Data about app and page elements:
----

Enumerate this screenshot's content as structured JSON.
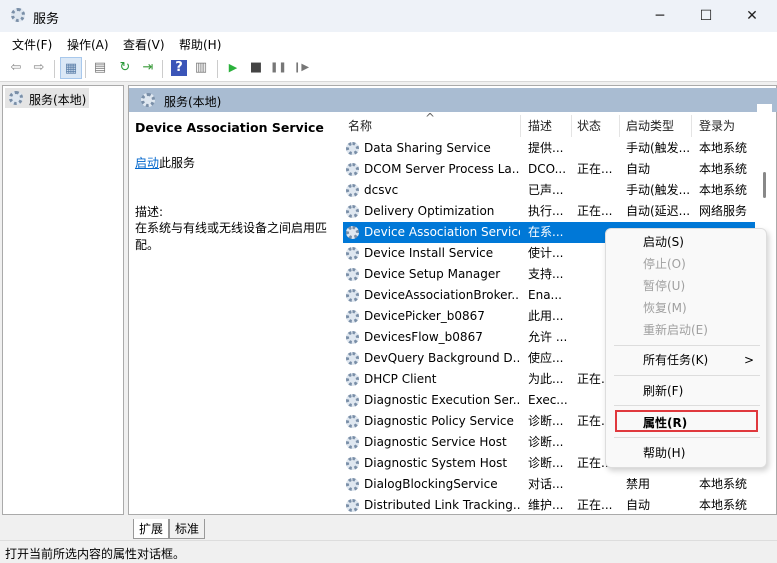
{
  "window": {
    "title": "服务",
    "minimize": "─",
    "maximize": "☐",
    "close": "✕"
  },
  "menubar": [
    "文件(F)",
    "操作(A)",
    "查看(V)",
    "帮助(H)"
  ],
  "toolbar": {
    "icons": [
      "back-icon",
      "forward-icon",
      "show-hide-tree-icon",
      "properties-icon",
      "refresh-icon",
      "export-icon",
      "help-icon",
      "console-icon",
      "start-icon",
      "stop-icon",
      "pause-icon",
      "resume-icon"
    ],
    "glyphs": [
      "⇦",
      "⇨",
      "▦",
      "▤",
      "↻",
      "⇥",
      "?",
      "▥",
      "▶",
      "■",
      "❚❚",
      "❙▶"
    ]
  },
  "tree": {
    "item": "服务(本地)"
  },
  "panel": {
    "header": "服务(本地)",
    "service_title": "Device Association Service",
    "start_link": "启动",
    "start_suffix": "此服务",
    "desc_label": "描述:",
    "desc_text": "在系统与有线或无线设备之间启用匹配。"
  },
  "columns": [
    "名称",
    "描述",
    "状态",
    "启动类型",
    "登录为"
  ],
  "sort_indicator": "^",
  "rows": [
    [
      "Data Sharing Service",
      "提供...",
      "",
      "手动(触发...",
      "本地系统"
    ],
    [
      "DCOM Server Process La...",
      "DCO...",
      "正在...",
      "自动",
      "本地系统"
    ],
    [
      "dcsvc",
      "已声...",
      "",
      "手动(触发...",
      "本地系统"
    ],
    [
      "Delivery Optimization",
      "执行...",
      "正在...",
      "自动(延迟...",
      "网络服务"
    ],
    [
      "Device Association Service",
      "在系...",
      "",
      "",
      ""
    ],
    [
      "Device Install Service",
      "使计...",
      "",
      "",
      ""
    ],
    [
      "Device Setup Manager",
      "支持...",
      "",
      "",
      ""
    ],
    [
      "DeviceAssociationBroker...",
      "Ena...",
      "",
      "",
      ""
    ],
    [
      "DevicePicker_b0867",
      "此用...",
      "",
      "",
      ""
    ],
    [
      "DevicesFlow_b0867",
      "允许 ...",
      "",
      "",
      ""
    ],
    [
      "DevQuery Background D...",
      "使应...",
      "",
      "",
      ""
    ],
    [
      "DHCP Client",
      "为此...",
      "正在...",
      "",
      ""
    ],
    [
      "Diagnostic Execution Ser...",
      "Exec...",
      "",
      "",
      ""
    ],
    [
      "Diagnostic Policy Service",
      "诊断...",
      "正在...",
      "",
      ""
    ],
    [
      "Diagnostic Service Host",
      "诊断...",
      "",
      "",
      ""
    ],
    [
      "Diagnostic System Host",
      "诊断...",
      "正在...",
      "",
      ""
    ],
    [
      "DialogBlockingService",
      "对话...",
      "",
      "禁用",
      "本地系统"
    ],
    [
      "Distributed Link Tracking...",
      "维护...",
      "正在...",
      "自动",
      "本地系统"
    ]
  ],
  "selected_row": 4,
  "context_menu": {
    "items": [
      {
        "label": "启动(S)",
        "enabled": true
      },
      {
        "label": "停止(O)",
        "enabled": false
      },
      {
        "label": "暂停(U)",
        "enabled": false
      },
      {
        "label": "恢复(M)",
        "enabled": false
      },
      {
        "label": "重新启动(E)",
        "enabled": false
      },
      {
        "label": "所有任务(K)",
        "enabled": true,
        "submenu": ">"
      },
      {
        "label": "刷新(F)",
        "enabled": true
      },
      {
        "label": "属性(R)",
        "enabled": true,
        "highlighted": true
      },
      {
        "label": "帮助(H)",
        "enabled": true
      }
    ]
  },
  "tabs": [
    "扩展",
    "标准"
  ],
  "status": "打开当前所选内容的属性对话框。",
  "colors": {
    "selection": "#0078d7",
    "highlight_box": "#e0393e",
    "header": "#a9bcd2"
  }
}
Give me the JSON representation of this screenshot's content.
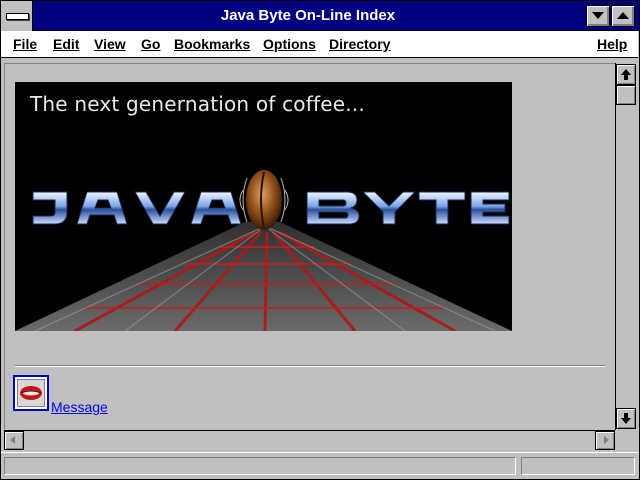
{
  "window": {
    "title": "Java Byte On-Line Index",
    "controls": [
      "system-menu",
      "minimize",
      "maximize"
    ]
  },
  "menu": {
    "items": [
      {
        "label": "File",
        "mnemonic": "F"
      },
      {
        "label": "Edit",
        "mnemonic": "E"
      },
      {
        "label": "View",
        "mnemonic": "V"
      },
      {
        "label": "Go",
        "mnemonic": "G"
      },
      {
        "label": "Bookmarks",
        "mnemonic": "B"
      },
      {
        "label": "Options",
        "mnemonic": "O"
      },
      {
        "label": "Directory",
        "mnemonic": "D"
      },
      {
        "label": "Help",
        "mnemonic": "H"
      }
    ]
  },
  "page": {
    "banner": {
      "tagline": "The next genernation of coffee...",
      "logo_text": "JAVA BYTE"
    },
    "message_link": "Message",
    "message_icon": "lips-icon"
  },
  "scrollbars": {
    "vertical": {
      "position": 0
    },
    "horizontal": {
      "position": 0
    }
  },
  "status": {
    "text": ""
  },
  "colors": {
    "titlebar": "#000080",
    "window_face": "#c0c0c0",
    "link": "#0000ee"
  }
}
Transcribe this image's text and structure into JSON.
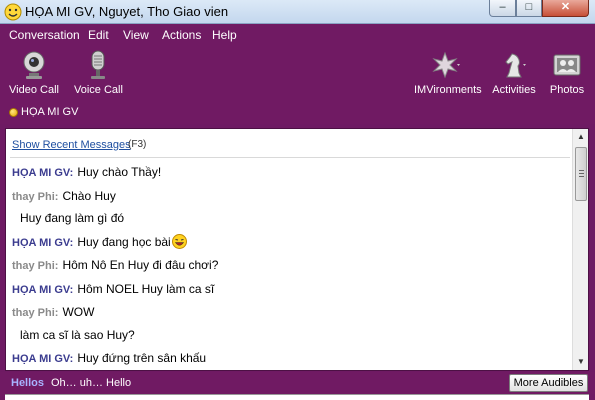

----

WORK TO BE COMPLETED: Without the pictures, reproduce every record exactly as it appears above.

WRITTEN ANSWER:
Enumerate this screenshot's content as structured JSON.
{
  "window": {
    "title": "服务",
    "minimize": "─",
    "maximize": "☐",
    "close": "✕"
  },
  "menubar": [
    "文件(F)",
    "操作(A)",
    "查看(V)",
    "帮助(H)"
  ],
  "toolbar": {
    "icons": [
      "back-icon",
      "forward-icon",
      "show-hide-tree-icon",
      "properties-icon",
      "refresh-icon",
      "export-icon",
      "help-icon",
      "console-icon",
      "start-icon",
      "stop-icon",
      "pause-icon",
      "resume-icon"
    ],
    "glyphs": [
      "⇦",
      "⇨",
      "▦",
      "▤",
      "↻",
      "⇥",
      "?",
      "▥",
      "▶",
      "■",
      "❚❚",
      "❙▶"
    ]
  },
  "tree": {
    "item": "服务(本地)"
  },
  "panel": {
    "header": "服务(本地)",
    "service_title": "Device Association Service",
    "start_link": "启动",
    "start_suffix": "此服务",
    "desc_label": "描述:",
    "desc_text": "在系统与有线或无线设备之间启用匹配。"
  },
  "columns": [
    "名称",
    "描述",
    "状态",
    "启动类型",
    "登录为"
  ],
  "sort_indicator": "^",
  "rows": [
    [
      "Data Sharing Service",
      "提供...",
      "",
      "手动(触发...",
      "本地系统"
    ],
    [
      "DCOM Server Process La...",
      "DCO...",
      "正在...",
      "自动",
      "本地系统"
    ],
    [
      "dcsvc",
      "已声...",
      "",
      "手动(触发...",
      "本地系统"
    ],
    [
      "Delivery Optimization",
      "执行...",
      "正在...",
      "自动(延迟...",
      "网络服务"
    ],
    [
      "Device Association Service",
      "在系...",
      "",
      "",
      ""
    ],
    [
      "Device Install Service",
      "使计...",
      "",
      "",
      ""
    ],
    [
      "Device Setup Manager",
      "支持...",
      "",
      "",
      ""
    ],
    [
      "DeviceAssociationBroker...",
      "Ena...",
      "",
      "",
      ""
    ],
    [
      "DevicePicker_b0867",
      "此用...",
      "",
      "",
      ""
    ],
    [
      "DevicesFlow_b0867",
      "允许 ...",
      "",
      "",
      ""
    ],
    [
      "DevQuery Background D...",
      "使应...",
      "",
      "",
      ""
    ],
    [
      "DHCP Client",
      "为此...",
      "正在...",
      "",
      ""
    ],
    [
      "Diagnostic Execution Ser...",
      "Exec...",
      "",
      "",
      ""
    ],
    [
      "Diagnostic Policy Service",
      "诊断...",
      "正在...",
      "",
      ""
    ],
    [
      "Diagnostic Service Host",
      "诊断...",
      "",
      "",
      ""
    ],
    [
      "Diagnostic System Host",
      "诊断...",
      "正在...",
      "",
      ""
    ],
    [
      "DialogBlockingService",
      "对话...",
      "",
      "禁用",
      "本地系统"
    ],
    [
      "Distributed Link Tracking...",
      "维护...",
      "正在...",
      "自动",
      "本地系统"
    ]
  ],
  "selected_row": 4,
  "context_menu": {
    "items": [
      {
        "label": "启动(S)",
        "enabled": true
      },
      {
        "label": "停止(O)",
        "enabled": false
      },
      {
        "label": "暂停(U)",
        "enabled": false
      },
      {
        "label": "恢复(M)",
        "enabled": false
      },
      {
        "label": "重新启动(E)",
        "enabled": false
      },
      {
        "label": "所有任务(K)",
        "enabled": true,
        "submenu": ">"
      },
      {
        "label": "刷新(F)",
        "enabled": true
      },
      {
        "label": "属性(R)",
        "enabled": true,
        "highlighted": true
      },
      {
        "label": "帮助(H)",
        "enabled": true
      }
    ]
  },
  "tabs": [
    "扩展",
    "标准"
  ],
  "status": "打开当前所选内容的属性对话框。",
  "colors": {
    "selection": "#0078d7",
    "highlight_box": "#e0393e",
    "header": "#a9bcd2"
  }
}
Give me the JSON representation of this screenshot's content.
{
  "window": {
    "title": "Java Byte On-Line Index",
    "controls": [
      "system-menu",
      "minimize",
      "maximize"
    ]
  },
  "menu": {
    "items": [
      {
        "label": "File",
        "mnemonic": "F"
      },
      {
        "label": "Edit",
        "mnemonic": "E"
      },
      {
        "label": "View",
        "mnemonic": "V"
      },
      {
        "label": "Go",
        "mnemonic": "G"
      },
      {
        "label": "Bookmarks",
        "mnemonic": "B"
      },
      {
        "label": "Options",
        "mnemonic": "O"
      },
      {
        "label": "Directory",
        "mnemonic": "D"
      },
      {
        "label": "Help",
        "mnemonic": "H"
      }
    ]
  },
  "page": {
    "banner": {
      "tagline": "The next genernation of coffee...",
      "logo_text": "JAVA BYTE"
    },
    "message_link": "Message",
    "message_icon": "lips-icon"
  },
  "scrollbars": {
    "vertical": {
      "position": 0
    },
    "horizontal": {
      "position": 0
    }
  },
  "status": {
    "text": ""
  },
  "colors": {
    "titlebar": "#000080",
    "window_face": "#c0c0c0",
    "link": "#0000ee"
  }
}
Transcribe this image's text and structure into JSON.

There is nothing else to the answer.